WASHINGTON — U.S. Senators Bill Frist (R-TN) and Lamar Alexander (R-TN) today announced that two Tennessee school districts were awarded Teaching American History grants from the U.S. Department of Education totaling approximately $1.8 million. Loudon County Schools received $964,297 and Wilson County School System received $763,617 to improve teachers' knowledge of American history. "American history is vital to understanding our nation's past and also our future," said Frist. "This funding will better equip our teachers with the tools to inspire our children to learn the history of our country. I congratulate both Loudon and Wilson County Schools for winning these awards." "It is time to put the teaching of American history and civics back in its rightful place in our schools so that our children can grow up learning what it means to be an American," Alexander said. "The first bill I introduced in the Senate does just that through Presidential Academies for teachers and Congressional Academies for students. I applaud the Department of Education for recognizing the need for these grants, and I am proud of the Tennessee schools that are receiving them." The Teaching American History grant program supports three-year projects to improve teachers' knowledge, understanding and appreciation for American history through intensive, ongoing professional development. Projects must be in partnership with organizations that have extensive knowledge of American history, including libraries, museums, nonprofit history or humanities organizations, and higher education institutions.
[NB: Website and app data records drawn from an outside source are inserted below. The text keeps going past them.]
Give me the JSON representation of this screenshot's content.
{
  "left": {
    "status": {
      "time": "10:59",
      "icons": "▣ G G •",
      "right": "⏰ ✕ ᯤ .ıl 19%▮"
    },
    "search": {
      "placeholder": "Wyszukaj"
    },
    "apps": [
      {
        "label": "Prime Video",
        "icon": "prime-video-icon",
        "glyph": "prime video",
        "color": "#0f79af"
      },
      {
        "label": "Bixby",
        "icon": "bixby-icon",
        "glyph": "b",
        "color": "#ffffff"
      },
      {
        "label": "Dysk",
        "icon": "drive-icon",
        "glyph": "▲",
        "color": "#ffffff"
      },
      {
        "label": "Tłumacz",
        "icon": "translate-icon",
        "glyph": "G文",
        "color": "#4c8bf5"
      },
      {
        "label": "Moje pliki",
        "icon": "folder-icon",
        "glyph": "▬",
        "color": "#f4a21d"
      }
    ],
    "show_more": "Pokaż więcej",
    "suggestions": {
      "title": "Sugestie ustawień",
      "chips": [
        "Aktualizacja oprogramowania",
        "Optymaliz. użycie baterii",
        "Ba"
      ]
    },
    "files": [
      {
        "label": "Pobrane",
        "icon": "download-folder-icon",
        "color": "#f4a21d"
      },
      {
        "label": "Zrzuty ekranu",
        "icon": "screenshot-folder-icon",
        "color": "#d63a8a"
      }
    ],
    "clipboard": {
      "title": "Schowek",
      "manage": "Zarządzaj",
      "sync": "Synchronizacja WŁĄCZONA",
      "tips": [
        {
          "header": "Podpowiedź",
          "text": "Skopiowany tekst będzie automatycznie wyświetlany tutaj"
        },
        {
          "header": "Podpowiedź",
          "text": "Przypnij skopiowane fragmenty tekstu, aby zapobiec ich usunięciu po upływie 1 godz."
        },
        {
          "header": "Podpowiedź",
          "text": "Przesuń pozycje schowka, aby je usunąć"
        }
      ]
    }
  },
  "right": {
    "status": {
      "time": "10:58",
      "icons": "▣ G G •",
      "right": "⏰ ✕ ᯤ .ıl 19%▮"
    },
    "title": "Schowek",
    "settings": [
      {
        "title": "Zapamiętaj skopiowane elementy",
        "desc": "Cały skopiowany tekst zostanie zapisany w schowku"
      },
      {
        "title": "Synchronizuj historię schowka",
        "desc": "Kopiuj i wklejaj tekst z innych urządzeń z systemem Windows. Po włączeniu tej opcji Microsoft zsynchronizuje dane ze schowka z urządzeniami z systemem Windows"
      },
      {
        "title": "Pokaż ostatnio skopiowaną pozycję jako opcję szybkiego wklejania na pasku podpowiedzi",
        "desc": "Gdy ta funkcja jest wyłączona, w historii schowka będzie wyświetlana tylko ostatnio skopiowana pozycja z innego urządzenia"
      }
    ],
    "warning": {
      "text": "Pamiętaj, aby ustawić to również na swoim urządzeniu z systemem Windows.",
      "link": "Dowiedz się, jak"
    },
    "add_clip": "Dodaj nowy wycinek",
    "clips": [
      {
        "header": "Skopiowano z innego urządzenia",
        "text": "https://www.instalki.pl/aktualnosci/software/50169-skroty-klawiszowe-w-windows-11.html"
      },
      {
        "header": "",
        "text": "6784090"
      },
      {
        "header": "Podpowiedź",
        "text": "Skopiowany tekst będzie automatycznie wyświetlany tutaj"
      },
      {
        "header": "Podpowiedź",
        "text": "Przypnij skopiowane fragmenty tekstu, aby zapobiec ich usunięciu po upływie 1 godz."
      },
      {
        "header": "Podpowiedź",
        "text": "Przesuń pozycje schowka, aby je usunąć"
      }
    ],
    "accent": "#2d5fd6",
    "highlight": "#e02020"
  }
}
A total of 114 school districts in 38 states around the country will receive $98.5 million in Teaching American History grants.